Senator Arbib said he had realised there were a few reports and that he had not been across them all: ‘I knew there were reports and we had meetings but I can’t tell you exactly what they were about. I can’t tell you exactly my role in them. I think you’ve misunderstood my role. I think you’ve misunderstood exactly what the Labor Party are up to. I think the whole of the Australian people are at fault because they misunderstand the Labor Party and exactly what they have been trying to do.’ It was the case that the Labor Party decided on it, in a fit of inspiration, and then they put out this program fast—and that is on their admission. That is the admission of the finance minister, Mr Lindsay Tanner, who said, ‘We didn’t have time to dot the i’s and cross the t’s. We had to get it out there.’ They did not have time to dot the i’s and cross the t’s.

So apart from the cost, the $2.45 billion that they were spending on it, what else has that admission cost us? We are seeing right now that the upfront cost of that admission is $100 million, so a $100 million statement by Mr Tanner or $100 million worth of bad management by Senator Arbib. What could that $100 million have done if they had actually managed it, if they had been diligent, if they had been decisive? If they had actually done their homework we could be using that $100 million for so many other things in our nation. We could be using it for health, we could be using it for education and we could be using it for defence but we are using it to fix up their stuff-up. That is what we have to use that $100 million for, to fix that mistake, and that is apart from the fact that there are four people dead, there have been over 100 house fires and there is the electrification of roofs. All this personifies the Labor Party.

The Republicans have their elephant, the Democrats have their donkey and the Australian Labor Party have the ceiling insulation program. That personifies exactly who they are, exactly how they operate and how shoddy and hopeless they are as an organisation. The notebook, the earnest look on the face and the strolling down to the front—it is all a rhetorical flourish but they lack the detail and they lack the capacity to bring forward an outcome. I would like Mr Rudd to table that notebook. It would be fascinating to see whether it even still exists. Does that notebook still exist? Is it really there? Whereabouts is that little prop? Let us see if Mr Rudd can table that little prop, that brand-new notebook.

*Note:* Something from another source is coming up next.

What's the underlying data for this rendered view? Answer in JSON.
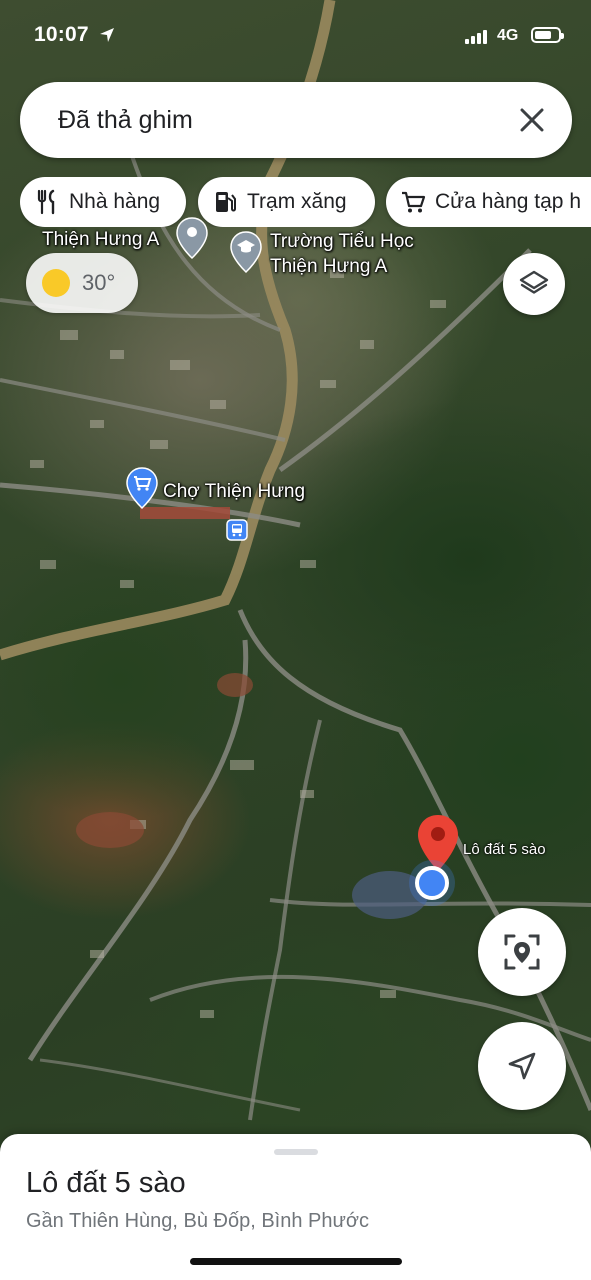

It is another form of deception of the Australian people in that it says that they care and that they are actually going to do something about it. Well, he stuffed it up and has got to fix it up. (Time expired)